On Sunday, fighting with small arms and heavy artillery erupted in Bangui, the capital, when a military-police unit tried to retake vehicles allegedly stolen by Séléka elements and hidden in a house. At least four people were killed and others wounded, including a young girl hit by a bullet, local sources told World Watch Monitor.
The persistence of insecurity has prompted the government to seek assistance from France, the former colonial power, whose troops were stationed in the Central African Republic for years.
The current situation in CAR has revealed a social malaise among the population, remarks the Catholic leadership in its letter.
''If not dealt [with] properly, the crisis could have lasting consequences on national cohesion regarding cohabitation between Christians and Muslims," warned the Archbishop's letter, a copy of which was sent to representatives from the United Nations (UN) and African Union (AU) in Bangui. ''It is an evil that should be discussed before frustrations and resentments become unmanageable."
The Archbishop's message was supported by the Episcopal Commission for Justice and Peace, which denounced a ''rebellion characterised by religious extremism, by evil intentions for the programmed and planned desecration and destruction of Christian buildings, and in particular Catholic and Protestant churches".
''All over the country the Catholic Church has paid a high price,'' said the Episcopal Commission, which enumerated a number of violent acts against Christians and their properties.
The dioceses of Kaga-Bandoro, Bambari, Alindao, Bangassou and Bossangoa are among the most hit by rebels, said the Commission.
A number of priests, such as the President of the Episcopal Conference in Central Africa, Mgr Edouard Mathos, and the Archbishop of Bambari have also been attacked, while others have been kidnapped or hunted by rebels. More than 100 of their vehicles have also been stolen, the Catholic Church reported.
In March, nine people were killed in the village of Ouango (close to the border with the Democratic Republic of Congo) by rebels who set fire to 400 homes, looted the Catholic Church and profaned the tabernacle, reported the Catholic News Agency, Fides.
Protestant churches have also been targeted by looters and armed men. In April, World Watch Monitor reported that three shells fired allegedly by Séléka landed on a church, killing seven and injuring many, including the pastor of the church.
The hostility of Séléka towards Christians has raised the fear that the Central African Republic could become a hub for Al Qaeda.
''My fear stems from the fact that the Central African Republic is a country as big as France, with only five million inhabitants. Now that the little state administration has been completely destroyed, who can control it?" warned Father Anastasio Roggero, a missionary who has worked in the CAR since 1975, in an interview with Fides.
"We are in the heart of Africa, and the danger here that a centre of terrorism is set up is real, in my humble opinion."

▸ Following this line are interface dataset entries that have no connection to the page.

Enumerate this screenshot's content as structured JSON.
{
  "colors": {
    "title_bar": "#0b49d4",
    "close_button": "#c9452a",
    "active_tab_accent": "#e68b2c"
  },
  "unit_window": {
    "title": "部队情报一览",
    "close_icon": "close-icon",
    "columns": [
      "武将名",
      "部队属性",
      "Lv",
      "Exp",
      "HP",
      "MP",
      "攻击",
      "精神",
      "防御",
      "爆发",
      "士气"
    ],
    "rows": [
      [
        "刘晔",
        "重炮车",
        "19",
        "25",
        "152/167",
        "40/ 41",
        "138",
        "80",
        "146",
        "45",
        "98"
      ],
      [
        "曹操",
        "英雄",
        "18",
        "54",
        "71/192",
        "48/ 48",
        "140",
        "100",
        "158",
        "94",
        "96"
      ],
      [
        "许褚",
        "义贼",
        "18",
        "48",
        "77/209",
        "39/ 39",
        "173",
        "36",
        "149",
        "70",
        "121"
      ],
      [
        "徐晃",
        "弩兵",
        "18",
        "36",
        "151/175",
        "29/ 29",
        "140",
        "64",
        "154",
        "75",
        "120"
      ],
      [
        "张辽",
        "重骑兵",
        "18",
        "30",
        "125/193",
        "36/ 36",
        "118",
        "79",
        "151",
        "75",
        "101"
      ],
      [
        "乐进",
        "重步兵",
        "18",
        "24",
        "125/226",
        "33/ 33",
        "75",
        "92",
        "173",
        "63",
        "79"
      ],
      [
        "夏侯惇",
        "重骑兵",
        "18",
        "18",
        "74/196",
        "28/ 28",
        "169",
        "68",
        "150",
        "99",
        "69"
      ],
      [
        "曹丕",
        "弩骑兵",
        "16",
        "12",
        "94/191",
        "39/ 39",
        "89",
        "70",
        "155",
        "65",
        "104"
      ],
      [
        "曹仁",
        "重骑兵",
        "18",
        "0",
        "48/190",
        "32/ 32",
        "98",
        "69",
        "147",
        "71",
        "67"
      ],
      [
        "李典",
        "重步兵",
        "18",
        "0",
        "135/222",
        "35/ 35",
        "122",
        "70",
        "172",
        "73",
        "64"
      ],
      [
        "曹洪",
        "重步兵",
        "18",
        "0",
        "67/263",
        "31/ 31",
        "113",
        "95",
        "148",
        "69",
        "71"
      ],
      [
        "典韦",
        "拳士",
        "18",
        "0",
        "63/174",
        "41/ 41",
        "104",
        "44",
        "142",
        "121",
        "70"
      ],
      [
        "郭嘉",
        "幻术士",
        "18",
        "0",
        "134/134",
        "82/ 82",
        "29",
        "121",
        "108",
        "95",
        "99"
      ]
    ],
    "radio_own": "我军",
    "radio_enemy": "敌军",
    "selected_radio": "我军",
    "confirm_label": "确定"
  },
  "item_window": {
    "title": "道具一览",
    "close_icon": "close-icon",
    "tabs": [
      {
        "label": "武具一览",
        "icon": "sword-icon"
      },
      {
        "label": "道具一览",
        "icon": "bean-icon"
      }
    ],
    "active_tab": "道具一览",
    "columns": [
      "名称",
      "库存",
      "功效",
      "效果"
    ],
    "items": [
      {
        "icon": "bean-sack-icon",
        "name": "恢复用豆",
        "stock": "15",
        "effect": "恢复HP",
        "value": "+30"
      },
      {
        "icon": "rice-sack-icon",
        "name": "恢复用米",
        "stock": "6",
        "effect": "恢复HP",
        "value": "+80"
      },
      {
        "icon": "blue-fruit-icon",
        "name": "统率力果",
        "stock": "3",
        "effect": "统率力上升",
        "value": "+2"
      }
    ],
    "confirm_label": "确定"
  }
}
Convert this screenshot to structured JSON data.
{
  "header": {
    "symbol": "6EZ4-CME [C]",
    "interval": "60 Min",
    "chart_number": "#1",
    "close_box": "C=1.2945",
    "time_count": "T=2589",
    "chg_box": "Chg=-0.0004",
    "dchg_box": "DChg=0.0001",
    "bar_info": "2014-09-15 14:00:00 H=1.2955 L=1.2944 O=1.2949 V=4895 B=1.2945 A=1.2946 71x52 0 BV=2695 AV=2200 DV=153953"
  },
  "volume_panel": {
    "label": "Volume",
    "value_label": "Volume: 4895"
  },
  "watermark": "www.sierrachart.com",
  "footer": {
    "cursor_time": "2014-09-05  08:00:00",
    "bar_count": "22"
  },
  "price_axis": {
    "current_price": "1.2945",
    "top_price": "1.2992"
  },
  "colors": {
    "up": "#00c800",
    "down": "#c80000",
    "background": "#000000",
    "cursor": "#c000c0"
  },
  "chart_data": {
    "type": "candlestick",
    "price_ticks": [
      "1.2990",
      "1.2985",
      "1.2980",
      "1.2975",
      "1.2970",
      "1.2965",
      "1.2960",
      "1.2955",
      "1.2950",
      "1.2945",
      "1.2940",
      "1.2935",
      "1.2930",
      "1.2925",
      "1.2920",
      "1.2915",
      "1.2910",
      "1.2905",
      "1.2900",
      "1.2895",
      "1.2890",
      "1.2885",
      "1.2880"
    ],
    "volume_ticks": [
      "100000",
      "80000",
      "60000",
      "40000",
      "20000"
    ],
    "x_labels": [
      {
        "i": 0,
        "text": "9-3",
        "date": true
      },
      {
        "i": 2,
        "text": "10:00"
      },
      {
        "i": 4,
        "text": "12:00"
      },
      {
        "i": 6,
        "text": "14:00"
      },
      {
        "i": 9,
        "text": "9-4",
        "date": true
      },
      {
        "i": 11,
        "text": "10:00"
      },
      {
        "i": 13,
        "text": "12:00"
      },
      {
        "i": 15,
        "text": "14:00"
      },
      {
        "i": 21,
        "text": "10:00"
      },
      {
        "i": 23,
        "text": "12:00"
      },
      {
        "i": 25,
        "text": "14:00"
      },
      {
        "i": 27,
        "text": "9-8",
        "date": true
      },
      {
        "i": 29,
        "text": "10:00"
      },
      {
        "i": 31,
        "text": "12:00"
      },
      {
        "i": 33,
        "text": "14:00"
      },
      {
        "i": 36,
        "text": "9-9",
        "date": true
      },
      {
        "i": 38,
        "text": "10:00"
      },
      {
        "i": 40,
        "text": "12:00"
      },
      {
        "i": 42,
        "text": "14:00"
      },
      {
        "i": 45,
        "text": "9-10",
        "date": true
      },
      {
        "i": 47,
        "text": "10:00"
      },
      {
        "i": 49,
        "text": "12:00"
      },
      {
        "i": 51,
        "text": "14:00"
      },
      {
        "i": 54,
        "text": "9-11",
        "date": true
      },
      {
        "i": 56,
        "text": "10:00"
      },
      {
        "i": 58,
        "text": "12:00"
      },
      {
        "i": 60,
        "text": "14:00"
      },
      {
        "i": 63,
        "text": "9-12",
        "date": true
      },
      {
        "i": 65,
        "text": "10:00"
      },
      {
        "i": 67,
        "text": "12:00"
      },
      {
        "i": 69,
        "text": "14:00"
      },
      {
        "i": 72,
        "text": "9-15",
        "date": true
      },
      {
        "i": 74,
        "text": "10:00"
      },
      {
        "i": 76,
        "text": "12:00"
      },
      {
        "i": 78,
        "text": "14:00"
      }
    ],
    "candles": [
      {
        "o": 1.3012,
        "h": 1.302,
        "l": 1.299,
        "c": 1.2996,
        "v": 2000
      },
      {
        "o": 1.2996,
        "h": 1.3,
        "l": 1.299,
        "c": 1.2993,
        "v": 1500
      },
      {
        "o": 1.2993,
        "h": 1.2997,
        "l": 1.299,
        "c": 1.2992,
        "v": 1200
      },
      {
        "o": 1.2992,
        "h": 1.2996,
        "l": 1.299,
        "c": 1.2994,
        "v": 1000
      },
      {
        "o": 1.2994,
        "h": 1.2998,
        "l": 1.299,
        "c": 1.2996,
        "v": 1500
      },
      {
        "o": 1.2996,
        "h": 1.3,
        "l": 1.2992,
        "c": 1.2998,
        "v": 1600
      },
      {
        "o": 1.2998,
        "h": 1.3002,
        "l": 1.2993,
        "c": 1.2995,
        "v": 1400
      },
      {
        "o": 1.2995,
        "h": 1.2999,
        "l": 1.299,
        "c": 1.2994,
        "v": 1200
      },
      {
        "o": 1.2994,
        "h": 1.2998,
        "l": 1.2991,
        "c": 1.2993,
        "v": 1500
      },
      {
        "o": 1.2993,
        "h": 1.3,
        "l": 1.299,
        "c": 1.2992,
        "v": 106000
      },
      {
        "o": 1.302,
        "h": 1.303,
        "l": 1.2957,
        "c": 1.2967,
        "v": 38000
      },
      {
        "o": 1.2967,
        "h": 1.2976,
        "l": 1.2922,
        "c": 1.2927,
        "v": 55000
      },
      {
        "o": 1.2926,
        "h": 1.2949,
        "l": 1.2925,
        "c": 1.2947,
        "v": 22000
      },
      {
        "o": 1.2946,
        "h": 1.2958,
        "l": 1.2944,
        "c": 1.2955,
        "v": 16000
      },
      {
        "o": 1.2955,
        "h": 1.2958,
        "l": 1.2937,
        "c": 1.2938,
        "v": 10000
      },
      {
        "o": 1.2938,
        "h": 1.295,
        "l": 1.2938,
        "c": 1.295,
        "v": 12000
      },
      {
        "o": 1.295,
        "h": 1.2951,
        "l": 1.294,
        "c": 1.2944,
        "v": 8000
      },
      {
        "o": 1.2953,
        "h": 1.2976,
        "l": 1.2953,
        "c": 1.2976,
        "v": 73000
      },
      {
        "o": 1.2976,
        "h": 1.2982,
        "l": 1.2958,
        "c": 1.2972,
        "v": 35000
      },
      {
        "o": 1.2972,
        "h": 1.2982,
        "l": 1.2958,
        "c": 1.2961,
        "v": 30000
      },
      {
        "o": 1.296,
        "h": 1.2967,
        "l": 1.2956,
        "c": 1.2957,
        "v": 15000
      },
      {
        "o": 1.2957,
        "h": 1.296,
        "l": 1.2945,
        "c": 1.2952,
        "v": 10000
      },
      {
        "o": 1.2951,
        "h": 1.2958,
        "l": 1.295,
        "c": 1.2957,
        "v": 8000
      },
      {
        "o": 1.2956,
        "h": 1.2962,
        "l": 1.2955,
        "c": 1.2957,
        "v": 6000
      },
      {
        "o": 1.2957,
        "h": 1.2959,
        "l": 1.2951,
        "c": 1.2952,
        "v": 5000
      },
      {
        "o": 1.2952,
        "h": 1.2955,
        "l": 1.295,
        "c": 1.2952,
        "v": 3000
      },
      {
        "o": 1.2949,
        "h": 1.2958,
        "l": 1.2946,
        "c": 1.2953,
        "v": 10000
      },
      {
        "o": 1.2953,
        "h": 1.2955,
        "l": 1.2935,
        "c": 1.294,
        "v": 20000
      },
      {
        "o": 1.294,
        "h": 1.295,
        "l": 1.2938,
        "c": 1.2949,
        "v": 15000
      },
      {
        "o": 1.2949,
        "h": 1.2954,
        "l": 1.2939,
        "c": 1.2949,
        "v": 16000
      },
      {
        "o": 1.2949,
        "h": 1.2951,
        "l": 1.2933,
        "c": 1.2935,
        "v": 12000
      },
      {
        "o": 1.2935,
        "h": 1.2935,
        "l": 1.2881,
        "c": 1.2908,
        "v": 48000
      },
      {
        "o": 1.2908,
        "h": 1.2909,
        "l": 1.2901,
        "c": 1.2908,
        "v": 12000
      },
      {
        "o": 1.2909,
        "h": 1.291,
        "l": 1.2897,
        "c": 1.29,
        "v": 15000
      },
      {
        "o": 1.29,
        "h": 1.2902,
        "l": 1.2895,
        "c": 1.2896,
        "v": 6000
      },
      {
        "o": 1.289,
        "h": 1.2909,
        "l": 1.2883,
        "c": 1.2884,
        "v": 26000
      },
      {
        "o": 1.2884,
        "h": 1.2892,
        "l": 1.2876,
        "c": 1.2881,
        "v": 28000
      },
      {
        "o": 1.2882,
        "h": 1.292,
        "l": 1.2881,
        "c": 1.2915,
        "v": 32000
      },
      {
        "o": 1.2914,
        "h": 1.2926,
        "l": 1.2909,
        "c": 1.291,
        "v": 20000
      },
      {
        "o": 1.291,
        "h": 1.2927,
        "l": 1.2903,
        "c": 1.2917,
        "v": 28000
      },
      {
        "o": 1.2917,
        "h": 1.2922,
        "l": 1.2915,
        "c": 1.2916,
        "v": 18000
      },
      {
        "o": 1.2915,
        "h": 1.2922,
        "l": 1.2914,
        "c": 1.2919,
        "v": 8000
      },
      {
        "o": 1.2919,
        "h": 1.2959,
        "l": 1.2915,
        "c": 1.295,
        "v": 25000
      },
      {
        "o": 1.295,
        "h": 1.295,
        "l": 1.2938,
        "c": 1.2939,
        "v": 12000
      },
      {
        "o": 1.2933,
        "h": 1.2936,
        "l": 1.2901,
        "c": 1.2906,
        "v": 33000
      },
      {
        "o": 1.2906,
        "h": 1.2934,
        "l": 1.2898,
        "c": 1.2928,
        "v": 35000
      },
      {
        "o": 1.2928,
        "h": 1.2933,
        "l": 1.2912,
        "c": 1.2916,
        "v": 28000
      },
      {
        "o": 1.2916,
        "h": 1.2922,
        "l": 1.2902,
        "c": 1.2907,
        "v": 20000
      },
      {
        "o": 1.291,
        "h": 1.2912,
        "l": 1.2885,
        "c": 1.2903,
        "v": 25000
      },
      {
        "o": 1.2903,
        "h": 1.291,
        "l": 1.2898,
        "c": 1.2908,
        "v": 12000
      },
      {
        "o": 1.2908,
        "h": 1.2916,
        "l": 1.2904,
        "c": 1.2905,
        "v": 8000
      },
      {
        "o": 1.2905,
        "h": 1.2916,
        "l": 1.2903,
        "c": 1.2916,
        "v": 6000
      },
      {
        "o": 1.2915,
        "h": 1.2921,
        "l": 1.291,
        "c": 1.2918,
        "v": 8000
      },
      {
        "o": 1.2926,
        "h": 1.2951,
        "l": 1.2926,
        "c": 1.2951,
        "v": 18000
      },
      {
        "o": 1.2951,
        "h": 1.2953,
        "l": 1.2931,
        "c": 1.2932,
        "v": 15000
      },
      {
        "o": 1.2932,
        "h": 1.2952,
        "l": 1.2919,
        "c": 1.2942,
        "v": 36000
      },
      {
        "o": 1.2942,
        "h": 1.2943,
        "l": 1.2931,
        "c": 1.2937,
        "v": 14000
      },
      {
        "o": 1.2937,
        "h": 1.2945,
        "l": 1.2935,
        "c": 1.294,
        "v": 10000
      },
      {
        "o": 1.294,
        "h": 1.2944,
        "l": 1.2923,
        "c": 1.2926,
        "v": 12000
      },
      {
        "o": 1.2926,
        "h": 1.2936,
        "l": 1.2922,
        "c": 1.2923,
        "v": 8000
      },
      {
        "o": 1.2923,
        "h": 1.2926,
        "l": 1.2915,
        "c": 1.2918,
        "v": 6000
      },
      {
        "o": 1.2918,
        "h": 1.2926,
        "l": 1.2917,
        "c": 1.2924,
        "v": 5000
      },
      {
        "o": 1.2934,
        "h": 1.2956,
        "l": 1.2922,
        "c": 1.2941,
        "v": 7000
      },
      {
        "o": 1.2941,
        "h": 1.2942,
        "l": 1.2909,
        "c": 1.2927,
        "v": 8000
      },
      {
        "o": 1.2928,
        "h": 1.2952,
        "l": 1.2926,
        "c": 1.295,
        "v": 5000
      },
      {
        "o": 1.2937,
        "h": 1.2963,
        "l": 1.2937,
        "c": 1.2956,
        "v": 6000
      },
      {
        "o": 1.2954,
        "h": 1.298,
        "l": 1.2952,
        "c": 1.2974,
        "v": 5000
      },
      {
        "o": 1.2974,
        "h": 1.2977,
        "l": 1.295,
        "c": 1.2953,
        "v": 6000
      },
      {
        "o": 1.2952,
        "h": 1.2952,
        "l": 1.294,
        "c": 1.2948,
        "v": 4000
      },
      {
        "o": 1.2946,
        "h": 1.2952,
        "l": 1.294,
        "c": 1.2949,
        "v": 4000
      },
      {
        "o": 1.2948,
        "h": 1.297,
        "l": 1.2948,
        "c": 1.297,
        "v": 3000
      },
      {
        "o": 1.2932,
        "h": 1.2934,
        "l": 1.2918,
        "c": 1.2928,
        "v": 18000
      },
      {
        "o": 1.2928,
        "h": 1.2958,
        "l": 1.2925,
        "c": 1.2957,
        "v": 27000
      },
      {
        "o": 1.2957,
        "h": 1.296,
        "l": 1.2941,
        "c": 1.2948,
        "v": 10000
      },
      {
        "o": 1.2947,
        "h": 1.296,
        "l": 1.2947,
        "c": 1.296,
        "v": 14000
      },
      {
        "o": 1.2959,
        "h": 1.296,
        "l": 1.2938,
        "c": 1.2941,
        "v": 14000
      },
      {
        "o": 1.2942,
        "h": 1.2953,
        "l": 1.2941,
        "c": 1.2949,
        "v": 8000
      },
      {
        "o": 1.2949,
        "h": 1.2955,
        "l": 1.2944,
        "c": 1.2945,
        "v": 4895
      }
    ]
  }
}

The prevailing violence has forced thousands of people to flee their homes. According to the UN Refugee Agency (UNHCR), some 173,000 people were displaced internally, and almost 50,000 made refugees – mainly fleeing to the neighbouring Democratic Republic of Congo, but also to Chad and Cameroon.